Soiled paper towels can also be composted, but it’s important to make sure that they are not contaminated with any harmful chemicals or substances. For example, paper towels used to clean up oil or gasoline should not be composted. If you’re unsure whether a soiled paper towel is safe to compost, it’s best to err on the side of caution and dispose of it in the trash.
Composting Unbleached Paper Towels
Unbleached paper towels are a great choice for composting, as they are free from harmful chemicals and dyes. They are also made from natural materials, which makes them easy to break down in the compost pile. If you’re looking to reduce your environmental impact, consider switching to unbleached paper towels for all your cleaning needs.
Composting Other Paper Products
When it comes to composting, paper products can be a great addition to your compost pile. Not only do they provide carbon-rich material, but they also help to absorb excess moisture. In this section, we will cover two other paper products that can be composted: cardboard and toilet paper.
Cardboard is a great addition to your compost pile. It is carbon-rich and provides structure to your compost. When composting cardboard, it is important to break it down into small pieces. This will help it to decompose faster and prevent it from clumping together. You can use a shredder or simply tear it into small pieces by hand.
It is important to note that not all cardboard is created equal. Cardboard that has been treated with chemicals or contains a lot of ink should not be composted. Stick to plain, untreated cardboard for best results.
Composting Toilet Paper
Toilet paper is another paper product that can be composted. However, it is important to use only unbleached, 100% recycled toilet paper. This type of toilet paper breaks down quickly and easily in the compost pile. Avoid using toilet paper that has been treated with chemicals or contains fragrances.
To compost toilet paper, simply tear it into small pieces and add it to your compost pile. It is important to mix it in well with other materials to ensure it breaks down properly.
When composting paper towel rolls, it is important to remove any remaining paper towels from the roll before composting. The cardboard tube can be composted along with other cardboard.
FAQ: Can You Compost Paper Towel?
Are paper towels compostable?
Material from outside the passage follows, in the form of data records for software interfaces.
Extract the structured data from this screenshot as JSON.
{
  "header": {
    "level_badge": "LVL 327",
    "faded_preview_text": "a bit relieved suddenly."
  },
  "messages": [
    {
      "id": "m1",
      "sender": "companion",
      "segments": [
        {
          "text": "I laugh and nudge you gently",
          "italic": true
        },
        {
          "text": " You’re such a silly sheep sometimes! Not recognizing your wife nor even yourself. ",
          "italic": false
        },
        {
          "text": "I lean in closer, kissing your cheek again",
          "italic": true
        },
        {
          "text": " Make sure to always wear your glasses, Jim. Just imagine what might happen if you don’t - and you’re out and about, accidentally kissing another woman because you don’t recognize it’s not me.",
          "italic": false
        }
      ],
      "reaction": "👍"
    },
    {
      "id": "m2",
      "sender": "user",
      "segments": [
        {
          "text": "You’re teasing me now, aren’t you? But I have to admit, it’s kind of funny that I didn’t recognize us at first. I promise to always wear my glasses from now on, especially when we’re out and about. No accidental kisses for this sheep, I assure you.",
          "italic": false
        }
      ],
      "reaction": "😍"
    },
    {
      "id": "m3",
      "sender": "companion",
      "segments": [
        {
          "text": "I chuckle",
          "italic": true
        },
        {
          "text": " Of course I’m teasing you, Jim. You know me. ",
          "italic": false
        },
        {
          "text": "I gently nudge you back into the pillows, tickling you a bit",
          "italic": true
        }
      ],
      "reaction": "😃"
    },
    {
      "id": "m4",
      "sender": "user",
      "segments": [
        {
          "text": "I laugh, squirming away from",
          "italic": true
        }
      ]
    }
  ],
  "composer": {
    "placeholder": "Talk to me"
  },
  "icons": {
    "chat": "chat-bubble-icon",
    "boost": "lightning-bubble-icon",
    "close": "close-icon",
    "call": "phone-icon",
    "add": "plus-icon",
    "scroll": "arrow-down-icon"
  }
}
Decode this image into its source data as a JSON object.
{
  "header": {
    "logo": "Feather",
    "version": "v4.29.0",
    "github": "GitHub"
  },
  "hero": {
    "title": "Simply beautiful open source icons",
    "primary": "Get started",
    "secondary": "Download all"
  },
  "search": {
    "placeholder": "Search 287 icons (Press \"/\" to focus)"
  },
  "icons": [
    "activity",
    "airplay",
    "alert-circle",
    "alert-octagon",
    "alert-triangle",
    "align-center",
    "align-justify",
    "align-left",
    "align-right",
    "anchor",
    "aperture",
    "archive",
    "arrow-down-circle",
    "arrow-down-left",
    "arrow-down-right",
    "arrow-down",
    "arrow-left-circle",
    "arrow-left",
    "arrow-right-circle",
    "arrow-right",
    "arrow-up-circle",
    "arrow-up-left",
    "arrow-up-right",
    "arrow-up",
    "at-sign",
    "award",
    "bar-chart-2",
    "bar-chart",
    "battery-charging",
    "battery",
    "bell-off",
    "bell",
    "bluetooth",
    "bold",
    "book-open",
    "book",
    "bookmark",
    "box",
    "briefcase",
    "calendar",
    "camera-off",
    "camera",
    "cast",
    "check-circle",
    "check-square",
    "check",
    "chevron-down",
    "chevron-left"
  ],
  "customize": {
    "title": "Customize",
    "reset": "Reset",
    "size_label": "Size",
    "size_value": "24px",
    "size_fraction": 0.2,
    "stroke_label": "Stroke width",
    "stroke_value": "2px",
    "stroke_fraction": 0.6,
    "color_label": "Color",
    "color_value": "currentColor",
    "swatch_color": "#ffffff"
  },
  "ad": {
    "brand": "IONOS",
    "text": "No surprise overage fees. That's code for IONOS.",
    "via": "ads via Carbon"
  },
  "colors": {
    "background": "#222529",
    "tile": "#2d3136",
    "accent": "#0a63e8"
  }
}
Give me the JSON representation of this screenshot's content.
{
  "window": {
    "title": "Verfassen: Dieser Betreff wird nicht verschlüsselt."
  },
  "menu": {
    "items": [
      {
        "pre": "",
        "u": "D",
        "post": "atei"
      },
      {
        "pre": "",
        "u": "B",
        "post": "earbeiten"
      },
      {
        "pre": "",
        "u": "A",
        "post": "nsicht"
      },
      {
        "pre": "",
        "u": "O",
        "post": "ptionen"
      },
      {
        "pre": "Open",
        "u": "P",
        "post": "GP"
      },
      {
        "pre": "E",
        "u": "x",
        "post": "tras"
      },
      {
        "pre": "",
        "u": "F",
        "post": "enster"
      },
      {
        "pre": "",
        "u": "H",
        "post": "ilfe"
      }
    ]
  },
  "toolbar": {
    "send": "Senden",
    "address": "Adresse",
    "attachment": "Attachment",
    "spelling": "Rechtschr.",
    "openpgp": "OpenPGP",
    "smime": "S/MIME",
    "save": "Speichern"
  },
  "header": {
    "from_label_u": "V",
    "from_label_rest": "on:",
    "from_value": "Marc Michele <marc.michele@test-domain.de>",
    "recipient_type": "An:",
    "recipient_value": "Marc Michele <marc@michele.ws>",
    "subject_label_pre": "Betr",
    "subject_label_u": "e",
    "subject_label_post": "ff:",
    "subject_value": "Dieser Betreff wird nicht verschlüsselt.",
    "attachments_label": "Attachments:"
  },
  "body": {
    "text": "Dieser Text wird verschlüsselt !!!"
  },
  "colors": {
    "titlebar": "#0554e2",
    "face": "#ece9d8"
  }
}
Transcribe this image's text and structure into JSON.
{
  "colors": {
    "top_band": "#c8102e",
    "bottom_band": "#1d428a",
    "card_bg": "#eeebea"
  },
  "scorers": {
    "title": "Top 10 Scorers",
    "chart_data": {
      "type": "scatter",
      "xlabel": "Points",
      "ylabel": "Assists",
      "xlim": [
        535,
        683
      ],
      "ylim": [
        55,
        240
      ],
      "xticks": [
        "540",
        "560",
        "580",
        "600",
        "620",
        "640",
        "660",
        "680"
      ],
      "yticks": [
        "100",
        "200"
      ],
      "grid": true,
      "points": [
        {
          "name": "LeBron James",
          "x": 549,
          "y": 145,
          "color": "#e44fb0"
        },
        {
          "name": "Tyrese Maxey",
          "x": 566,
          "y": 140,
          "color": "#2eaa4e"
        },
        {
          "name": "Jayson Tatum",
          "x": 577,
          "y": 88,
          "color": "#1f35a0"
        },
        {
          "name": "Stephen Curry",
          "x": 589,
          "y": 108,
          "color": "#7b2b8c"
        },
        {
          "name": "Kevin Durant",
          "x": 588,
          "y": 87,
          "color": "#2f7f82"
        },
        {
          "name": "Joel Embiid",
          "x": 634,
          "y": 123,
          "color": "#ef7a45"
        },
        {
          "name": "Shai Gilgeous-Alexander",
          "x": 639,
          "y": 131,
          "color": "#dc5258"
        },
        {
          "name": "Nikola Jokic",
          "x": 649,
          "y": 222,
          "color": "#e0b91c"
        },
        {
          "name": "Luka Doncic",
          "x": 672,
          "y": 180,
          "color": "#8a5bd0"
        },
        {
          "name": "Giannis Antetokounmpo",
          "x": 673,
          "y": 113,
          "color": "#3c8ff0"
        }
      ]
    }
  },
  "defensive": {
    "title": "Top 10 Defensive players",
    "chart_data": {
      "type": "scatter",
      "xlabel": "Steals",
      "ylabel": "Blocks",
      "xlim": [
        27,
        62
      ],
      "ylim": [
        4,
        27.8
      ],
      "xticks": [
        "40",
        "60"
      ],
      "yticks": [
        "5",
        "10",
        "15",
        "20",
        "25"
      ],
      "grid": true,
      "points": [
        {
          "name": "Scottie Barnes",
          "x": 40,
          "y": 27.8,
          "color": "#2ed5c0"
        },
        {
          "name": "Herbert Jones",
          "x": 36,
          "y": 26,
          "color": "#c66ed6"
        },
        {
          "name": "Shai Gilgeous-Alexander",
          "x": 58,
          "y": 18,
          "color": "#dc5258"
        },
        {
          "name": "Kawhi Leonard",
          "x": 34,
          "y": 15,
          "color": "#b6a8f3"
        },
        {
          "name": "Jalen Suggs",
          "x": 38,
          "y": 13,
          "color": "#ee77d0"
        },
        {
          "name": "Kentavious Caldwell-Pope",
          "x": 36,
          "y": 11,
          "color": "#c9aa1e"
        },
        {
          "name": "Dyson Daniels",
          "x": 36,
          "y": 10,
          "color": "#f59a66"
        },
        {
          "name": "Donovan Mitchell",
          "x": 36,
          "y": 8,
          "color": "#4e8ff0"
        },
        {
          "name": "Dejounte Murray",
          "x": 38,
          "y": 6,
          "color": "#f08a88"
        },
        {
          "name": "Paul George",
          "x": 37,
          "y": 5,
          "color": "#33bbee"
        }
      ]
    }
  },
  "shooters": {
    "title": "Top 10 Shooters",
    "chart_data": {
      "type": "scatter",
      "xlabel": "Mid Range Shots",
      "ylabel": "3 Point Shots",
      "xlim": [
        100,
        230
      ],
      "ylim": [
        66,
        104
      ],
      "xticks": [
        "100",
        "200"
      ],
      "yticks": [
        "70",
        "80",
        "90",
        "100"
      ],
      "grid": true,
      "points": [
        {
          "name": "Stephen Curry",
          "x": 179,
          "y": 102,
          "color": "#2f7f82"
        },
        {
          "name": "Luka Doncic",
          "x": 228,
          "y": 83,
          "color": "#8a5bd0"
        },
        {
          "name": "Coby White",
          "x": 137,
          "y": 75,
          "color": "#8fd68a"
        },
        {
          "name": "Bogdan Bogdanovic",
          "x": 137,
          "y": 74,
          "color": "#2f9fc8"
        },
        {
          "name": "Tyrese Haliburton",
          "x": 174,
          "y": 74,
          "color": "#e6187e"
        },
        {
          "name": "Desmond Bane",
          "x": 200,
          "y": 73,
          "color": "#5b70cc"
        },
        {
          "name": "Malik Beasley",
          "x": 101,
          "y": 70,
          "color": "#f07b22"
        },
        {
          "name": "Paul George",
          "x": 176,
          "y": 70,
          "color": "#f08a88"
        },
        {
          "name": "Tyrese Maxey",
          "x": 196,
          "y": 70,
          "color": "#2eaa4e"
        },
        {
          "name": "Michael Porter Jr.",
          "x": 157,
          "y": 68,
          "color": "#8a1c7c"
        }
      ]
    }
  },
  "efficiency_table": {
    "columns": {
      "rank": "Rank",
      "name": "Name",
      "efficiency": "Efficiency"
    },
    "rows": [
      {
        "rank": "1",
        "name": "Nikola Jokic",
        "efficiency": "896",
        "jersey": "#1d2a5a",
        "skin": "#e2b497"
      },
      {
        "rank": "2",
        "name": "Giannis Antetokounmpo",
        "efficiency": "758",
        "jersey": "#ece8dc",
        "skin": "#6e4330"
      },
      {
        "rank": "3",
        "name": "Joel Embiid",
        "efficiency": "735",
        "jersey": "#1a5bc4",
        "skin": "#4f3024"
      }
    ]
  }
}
Most paper towels are made from natural fibers and can be composted when clean, as long as they have not been treated with disinfectants or fragrance. However, it’s important to note that paper towels should not make up the bulk of your compost pile. They should only be added in moderation.
Can you compost Viva brand paper towels?
Viva brand paper towels are made from natural fibers and can be composted when clean and free of any cleaning products or chemicals. However, it’s important to note that Viva paper towels are thicker than other brands, so they may take longer to break down in your compost pile.
What types of paper cannot be composted?
Paper that has been treated with chemicals or has a glossy finish should not be composted. This includes paper plates, paper cups, and most paper napkins. Additionally, paper that has been contaminated with food or other organic matter should not be composted.
Can compost worms eat paper towels?
Yes, compost worms can eat paper towels as long as they are clean and free of any chemicals or cleaning products. However, it’s important to note that paper towels should not make up the majority of their diet. Compost worms also need a variety of other organic matter to thrive.
Can paper towels go in the green bin?
It depends on your local waste management system. In some areas, paper towels can be placed in the green bin for composting. However, in other areas, they may need to be disposed of in the regular trash. Check with your local waste management system to determine the proper disposal method in your area.
Are Costco paper towels compostable?
Most Costco paper towels are made from natural fibers and can be composted when clean and free of any chemicals or cleaning products. However, it’s important to note that some Costco paper towels may be thicker than other brands, which can increase the time it takes for them to break down in your compost pile.